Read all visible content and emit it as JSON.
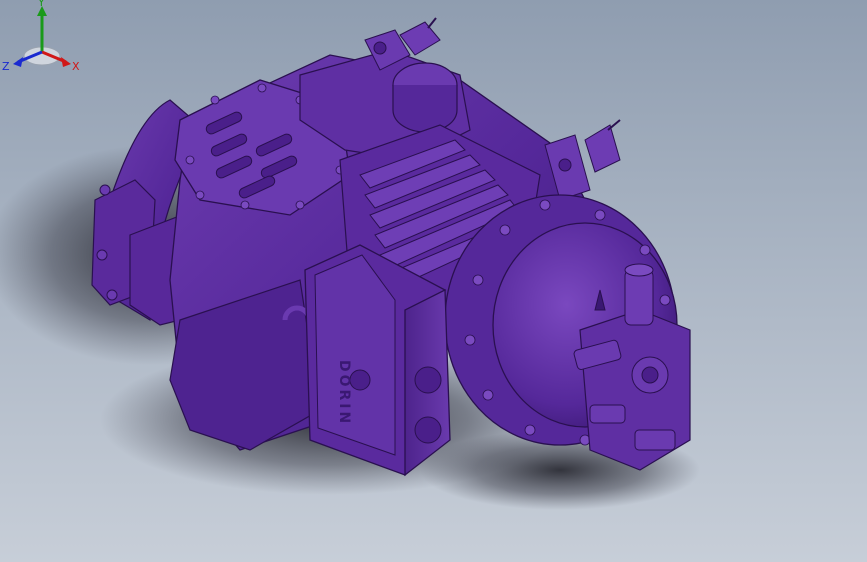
{
  "viewport": {
    "background_top": "#8f9db0",
    "background_bottom": "#c7ced8"
  },
  "model": {
    "name": "compressor-model",
    "color": "#5b2a99",
    "logo_text": "DORIN"
  },
  "triad": {
    "x_label": "X",
    "y_label": "Y",
    "z_label": "Z",
    "x_color": "#d01818",
    "y_color": "#1a9a1a",
    "z_color": "#1a2ad0"
  }
}
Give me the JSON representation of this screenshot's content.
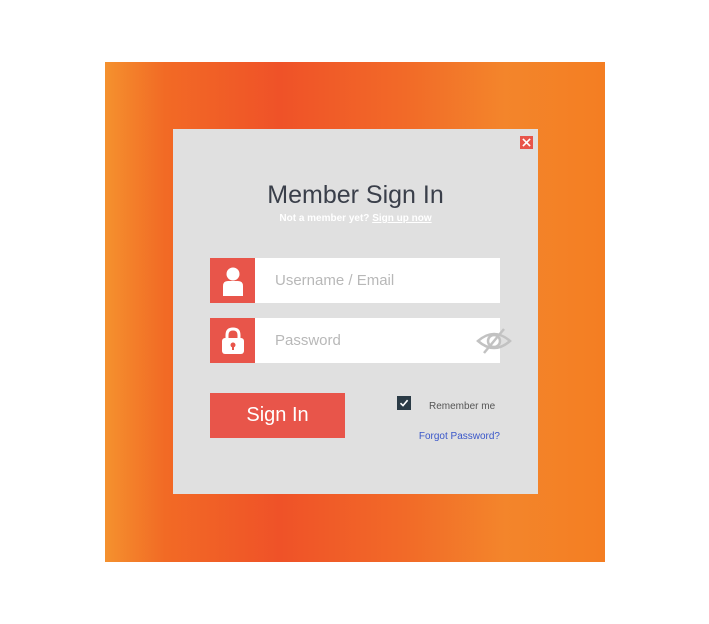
{
  "modal": {
    "title": "Member Sign In",
    "subtitle_text": "Not a member yet?",
    "signup_link": "Sign up now"
  },
  "form": {
    "username_placeholder": "Username / Email",
    "password_placeholder": "Password",
    "signin_label": "Sign In",
    "remember_label": "Remember me",
    "remember_checked": true,
    "forgot_label": "Forgot Password?"
  },
  "icons": {
    "close": "close-icon",
    "user": "user-icon",
    "lock": "lock-icon",
    "eye": "eye-slash-icon",
    "check": "checkmark-icon"
  },
  "colors": {
    "accent": "#e8554a",
    "modal_bg": "#e0e0e0",
    "gradient_orange": "#f26a25",
    "link": "#3a57c9"
  }
}
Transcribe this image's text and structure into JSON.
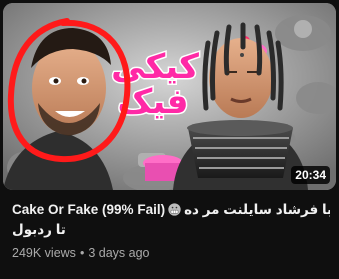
{
  "video": {
    "duration": "20:34",
    "title_part_1": "Cake Or Fake (99% Fail)",
    "title_part_2": "با فرشاد سایلنت مر ده",
    "title_part_3": "تا ردبول",
    "views": "249K views",
    "separator": "•",
    "age": "3 days ago"
  },
  "thumbnail": {
    "overlay_text_line_1": "کیکی",
    "overlay_text_line_2": "فیک"
  },
  "colors": {
    "background": "#0f0f0f",
    "title": "#f1f1f1",
    "meta": "#aaaaaa",
    "circle_annotation": "#ff1a1a"
  }
}
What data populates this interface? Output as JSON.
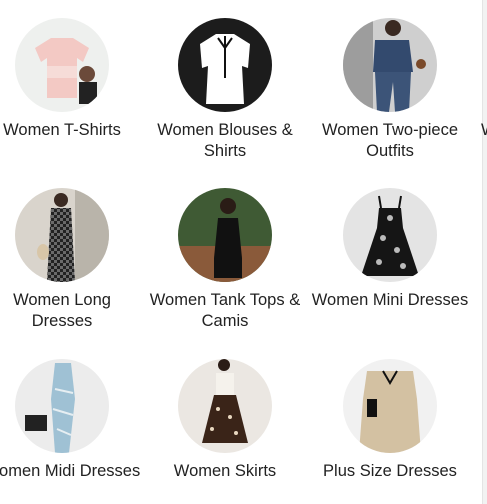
{
  "categories": [
    {
      "label": "Women T-Shirts",
      "icon": "tshirt-product-icon"
    },
    {
      "label": "Women Blouses & Shirts",
      "icon": "blouse-product-icon"
    },
    {
      "label": "Women Two-piece Outfits",
      "icon": "two-piece-outfit-icon"
    },
    {
      "label": "Women Long Dresses",
      "icon": "long-dress-icon"
    },
    {
      "label": "Women Tank Tops & Camis",
      "icon": "tank-top-icon"
    },
    {
      "label": "Women Mini Dresses",
      "icon": "mini-dress-icon"
    },
    {
      "label": "Women Midi Dresses",
      "icon": "midi-dress-icon"
    },
    {
      "label": "Women Skirts",
      "icon": "skirt-icon"
    },
    {
      "label": "Plus Size Dresses",
      "icon": "plus-size-dress-icon"
    }
  ],
  "peek_label": "W",
  "colors": {
    "text": "#222222",
    "background": "#ffffff"
  }
}
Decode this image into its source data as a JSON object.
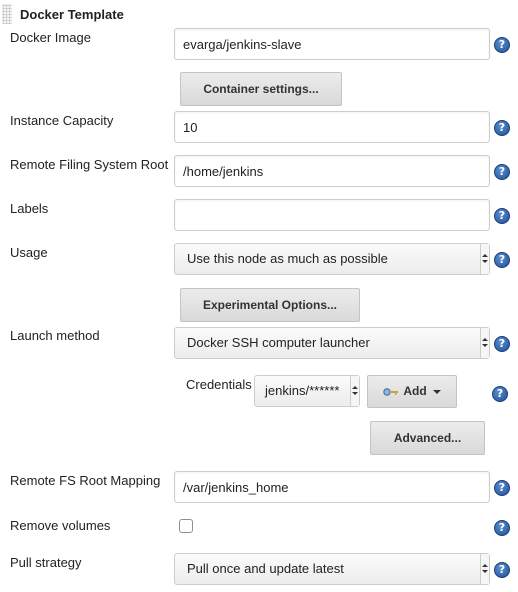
{
  "header": {
    "title": "Docker Template"
  },
  "fields": {
    "docker_image": {
      "label": "Docker Image",
      "value": "evarga/jenkins-slave"
    },
    "container_settings_button": "Container settings...",
    "instance_capacity": {
      "label": "Instance Capacity",
      "value": "10"
    },
    "remote_fs_root": {
      "label": "Remote Filing System Root",
      "value": "/home/jenkins"
    },
    "labels": {
      "label": "Labels",
      "value": ""
    },
    "usage": {
      "label": "Usage",
      "value": "Use this node as much as possible"
    },
    "experimental_button": "Experimental Options...",
    "launch_method": {
      "label": "Launch method",
      "value": "Docker SSH computer launcher"
    },
    "credentials": {
      "label": "Credentials",
      "value": "jenkins/******",
      "add_label": "Add"
    },
    "advanced_button": "Advanced...",
    "remote_fs_root_mapping": {
      "label": "Remote FS Root Mapping",
      "value": "/var/jenkins_home"
    },
    "remove_volumes": {
      "label": "Remove volumes",
      "checked": false
    },
    "pull_strategy": {
      "label": "Pull strategy",
      "value": "Pull once and update latest"
    }
  },
  "help_glyph": "?",
  "icons": [
    "grip-handle-icon",
    "help-icon",
    "key-icon",
    "dropdown-arrow-icon"
  ]
}
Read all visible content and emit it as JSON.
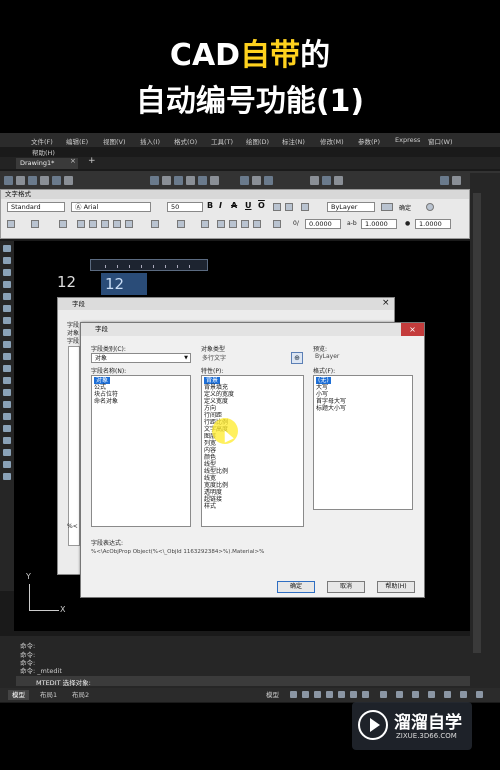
{
  "title": {
    "line1_prefix": "CAD",
    "line1_highlight": "自带",
    "line1_suffix": "的",
    "line2": "自动编号功能(1)"
  },
  "menu": [
    "文件(F)",
    "编辑(E)",
    "视图(V)",
    "插入(I)",
    "格式(O)",
    "工具(T)",
    "绘图(D)",
    "标注(N)",
    "修改(M)",
    "参数(P)",
    "Express",
    "窗口(W)",
    "帮助(H)"
  ],
  "file_tab": {
    "name": "Drawing1*",
    "close": "×",
    "add": "+"
  },
  "text_format": {
    "header": "文字格式",
    "style": "Standard",
    "font": "Arial",
    "height": "50",
    "layer": "ByLayer",
    "ok": "确定",
    "oblique": "0.0000",
    "tracking": "1.0000",
    "width": "1.0000",
    "bold": "B",
    "italic": "I",
    "strike": "A",
    "underline": "U",
    "overline": "O"
  },
  "canvas": {
    "text_12_left": "12",
    "text_12_selected": "12"
  },
  "back_dialog": {
    "title": "字段",
    "labels": [
      "字段",
      "对象",
      "字段",
      "公式",
      "格式"
    ],
    "expr_label": "%<"
  },
  "field_dialog": {
    "title": "字段",
    "close": "×",
    "category_label": "字段类别(C):",
    "category_value": "对象",
    "names_label": "字段名称(N):",
    "names": [
      "对象",
      "公式",
      "块占位符",
      "命名对象"
    ],
    "object_type_label": "对象类型",
    "object_type_value": "多行文字",
    "property_label": "特性(P):",
    "properties": [
      "背景",
      "背景填充",
      "定义的宽度",
      "定义宽度",
      "方向",
      "行间距",
      "行距比例",
      "文字高度",
      "图层",
      "列宽",
      "内容",
      "颜色",
      "线型",
      "线型比例",
      "线宽",
      "宽度比例",
      "透明度",
      "超链接",
      "样式"
    ],
    "preview_label": "预览:",
    "preview_value": "ByLayer",
    "format_label": "格式(F):",
    "formats": [
      "(无)",
      "大写",
      "小写",
      "首字母大写",
      "标题大小写"
    ],
    "expr_label": "字段表达式:",
    "expr_value": "%<\\AcObjProp Object(%<\\_ObjId 1163292384>%).Material>%",
    "ok": "确定",
    "cancel": "取消",
    "help": "帮助(H)"
  },
  "ucs": {
    "y": "Y",
    "x": "X"
  },
  "command": {
    "lines": [
      "命令:",
      "命令:",
      "命令:",
      "命令: _mtedit"
    ],
    "input": "MTEDIT 选择对象:"
  },
  "status_tabs": [
    "模型",
    "布局1",
    "布局2"
  ],
  "status_model": "模型",
  "watermark": {
    "brand": "溜溜自学",
    "url": "ZIXUE.3D66.COM"
  }
}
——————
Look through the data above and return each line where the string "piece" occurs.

### EXERCISE RESULT
      "label": "Women Two-piece Outfits",
      "icon": "two-piece-outfit-icon"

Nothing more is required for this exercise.